ISU Army ROTC cadets to compete in Ranger Buddy Competition


Buddy Ranger Challenge

By Paul Ehrsam

ISU Army ROTC cadets are gearing up to compete in the annual Ranger Buddy Challenge this weekend.

The Ranger Buddy competition is a rigorous training challenge that puts the knowledge and skills of what the cadets have been learning all year into a competition.

“It culminates kind of everything you learned and is more of the tactical aspect of our training,” said Cadet Brandon Amerine, senior in management.

The University of Kansas will host the competition this weekend. According to the university’s website, last year Lawrence, Kan., welcomed more than 130 teams of cadets from 29 different schools across the country.

This year 125 teams will be competing in the challenge, and new to this year’s competition is the Ranger Buddy Challenge qualifier. The road march, which is the first event, acts as a qualifier to enter the rest of the competition and be a part of the 125 teams that complete in the rest of the challenge.

The breakdown of 125 teams moving on after the road march: the first 90 male teams to finish the road march will move on, along with the first 20 coed teams and the first 15 female teams. The road march is essentially a 15k, or 9.3 miles, march and run in full gear.

After the teams qualify for the competition, they have 25 other events waiting for them. These events put into play everything they’ve learned throughout their training.
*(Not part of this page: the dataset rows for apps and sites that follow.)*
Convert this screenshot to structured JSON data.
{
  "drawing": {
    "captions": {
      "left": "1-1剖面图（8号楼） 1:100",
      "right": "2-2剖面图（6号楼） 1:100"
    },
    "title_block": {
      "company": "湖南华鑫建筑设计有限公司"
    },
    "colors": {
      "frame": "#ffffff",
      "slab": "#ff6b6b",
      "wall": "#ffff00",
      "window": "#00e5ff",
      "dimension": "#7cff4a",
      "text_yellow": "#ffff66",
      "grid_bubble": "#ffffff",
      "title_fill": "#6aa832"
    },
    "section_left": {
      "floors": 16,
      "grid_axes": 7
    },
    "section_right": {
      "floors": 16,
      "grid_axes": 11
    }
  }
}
“It’s a whole plethora of different aspects you have to know and have to be able to do when you are under stress, tired, fatigued and completely drained mentally and physically,” said Cadet Bailey Hullett, senior in history.

Compared to the nine-man ranger challenge the cadets do at the beginning of the year, this challenge is a little different. There is much less room for error in the Ranger Buddy Challenge.
“When it comes to being in a two-man team like this, you really have to be on top of your game as far as your skill set because if you mess up that could really cost competition-wise,” Hullett said.
In the past, ISU cadets have done fairly well at this competition and it is expected that they will perform well again.

“We train hard, and Iowa State is known for that, you know. We train hard, we work hard and we’re smart and adaptive,” Hulett said.

The cadets have been training for the Ranger Buddy Challenge since February.

“I think we’ll do very well. We started training much, much earlier compared to last year,” said Megan Ripperger, a junior in dietetics. “We’ve been spending a lot more time in the classroom just working on knowledge because that’s what the focus is this year, is the knowledge aspect. It’s going be very mentally challenging. “It’s going to physically wipe you out, but it will mentally, too.”

Lt. Col. Richard Smith, professor of military science, also believes the cadets going to the challenge this year will be successful.

“We’ve got some pretty good teams this year, I think they will do pretty well,” Smith said. “This is kind of the culminating event of the year to show what they can do, and I think they will.”